Is that a beautiful ad or what? Chambers told the Post that his campaign's biggest single day of fundraising — a "six-figure day" — came in the 24 hours after the ad was released. Oh, yes, and also the threats, because egad he burned the flag of a country that ceased to be 157 years ago.
In one, the writer says, “Come to my house and burn it and it will be the last thing you ever burn.”
Chambers isn't especially worried by such talk, and noted that he generally keeps a handgun close, and that
The only way we’re gonna change this country is to tell the truth about it. And if it makes you upset that I burned a Confederate flag, you’re part of the problem.
Why yes, we like Mr. Chambers quite a bit.
Democratic pollster Cornell Belcher is a fan, calling the Confederate flag spot "the most striking primary ad I’ve perhaps ever seen in my life ... Without that ad, we wouldn’t be talking about him." And here we are, talking too.

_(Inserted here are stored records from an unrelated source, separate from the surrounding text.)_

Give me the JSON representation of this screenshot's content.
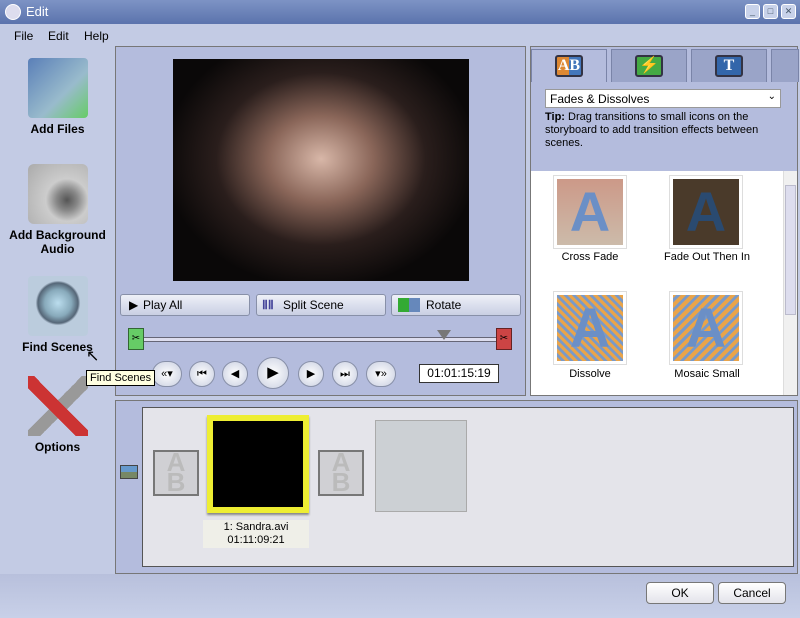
{
  "window": {
    "title": "Edit"
  },
  "menu": [
    "File",
    "Edit",
    "Help"
  ],
  "tools": [
    {
      "label": "Add Files",
      "icon": "add-files-icon"
    },
    {
      "label": "Add Background Audio",
      "icon": "add-audio-icon"
    },
    {
      "label": "Find Scenes",
      "icon": "find-scenes-icon"
    },
    {
      "label": "Options",
      "icon": "options-icon"
    }
  ],
  "tooltip": "Find Scenes",
  "player": {
    "play_all": "Play All",
    "split_scene": "Split Scene",
    "rotate": "Rotate",
    "timecode": "01:01:15:19",
    "position": 0.84
  },
  "transitions": {
    "tabs": [
      "AB",
      "⚡",
      "T"
    ],
    "category": "Fades & Dissolves",
    "tip_label": "Tip:",
    "tip": "Drag transitions to small icons on the storyboard to add transition effects between scenes.",
    "items": [
      "Cross Fade",
      "Fade Out Then In",
      "Dissolve",
      "Mosaic Small"
    ]
  },
  "storyboard": {
    "clip_name": "1: Sandra.avi",
    "clip_duration": "01:11:09:21"
  },
  "buttons": {
    "ok": "OK",
    "cancel": "Cancel"
  }
}
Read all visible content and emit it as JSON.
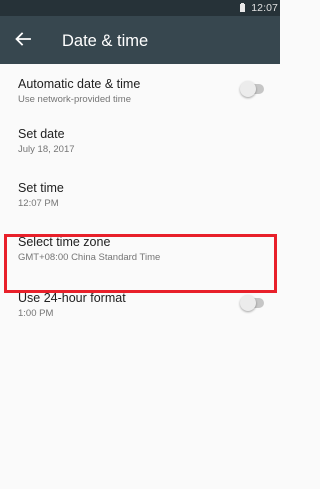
{
  "status_bar": {
    "time": "12:07"
  },
  "app_bar": {
    "back_icon": "arrow-left-icon",
    "title": "Date & time"
  },
  "settings": [
    {
      "title": "Automatic date & time",
      "summary": "Use network-provided time",
      "toggle": {
        "on": false
      }
    },
    {
      "title": "Set date",
      "summary": "July 18, 2017"
    },
    {
      "title": "Set time",
      "summary": "12:07 PM"
    },
    {
      "title": "Select time zone",
      "summary": "GMT+08:00 China Standard Time",
      "highlighted": true
    },
    {
      "title": "Use 24-hour format",
      "summary": "1:00 PM",
      "toggle": {
        "on": false
      }
    }
  ],
  "colors": {
    "status_bar": "#263238",
    "app_bar": "#37474f",
    "background": "#fafafa",
    "highlight_border": "#e8202a",
    "primary_text": "#212121",
    "secondary_text": "#757575"
  }
}
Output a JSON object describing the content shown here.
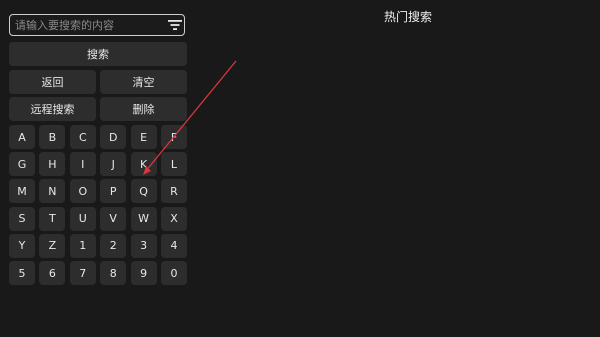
{
  "search": {
    "placeholder": "请输入要搜索的内容",
    "filter_icon": "filter-icon"
  },
  "actions": {
    "search_label": "搜索",
    "back_label": "返回",
    "clear_label": "清空",
    "remote_search_label": "远程搜索",
    "delete_label": "删除"
  },
  "keyboard": {
    "keys": [
      "A",
      "B",
      "C",
      "D",
      "E",
      "F",
      "G",
      "H",
      "I",
      "J",
      "K",
      "L",
      "M",
      "N",
      "O",
      "P",
      "Q",
      "R",
      "S",
      "T",
      "U",
      "V",
      "W",
      "X",
      "Y",
      "Z",
      "1",
      "2",
      "3",
      "4",
      "5",
      "6",
      "7",
      "8",
      "9",
      "0"
    ]
  },
  "hot": {
    "title": "热门搜索"
  },
  "annotation": {
    "color": "#d9363e"
  }
}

That said, Chambers will have a hell of a time making headway against Kennedy, who has all the advantages of incumbency and a big fat pile of money — $11 million — to spend this fall. Louisiana has that weirdass "top two primary" or "jungle primary" system, where everybody runs in the general election, and if no candidate gets more than 50 percent of the vote, there's a runoff between the top two candidates in December. The last time he ran, in 2016, Kennedy easily won reelection, with 60 percent of the vote and no runoff. There's little reason to think Louisiana voters are dissatisfied with Kennedy's aw-shucks cornpone simple country lawyer schtick, and his voters don't care that the old phony went to Vanderbilt, U of Virginia Law, and freaking Oxford.
Kennedy dismisses Chambers as
a “woke activist” and “Nancy Pelosi’s socialist dream candidate” who likes to smoke “the Devil’s lettuce.”
See? Folksy! Also, fuck him.
For his part, Chambers says the race is winnable, or at least he wants to shake things up for future Louisiana Democrats:
“If I lose an election, but Louisiana ends up in the next year electing a Democrat, a Black Democratic governor in 2023 and then follow that up by sending somebody else to the U.S. Senate later, that’s a win,” says Chambers. “This thing isn’t about me. This is about making sure that the opportunity exists for somebody to get there.”
We wish Mr. Chambers all the luck in his effort to smoke Kennedy, and if you want to help him out, here's his campaign website.
Yr Wonkette is funded entirely by reader donations. If you can, please give $5 or $10 a month to help us keep this thing going, whatever this thing is!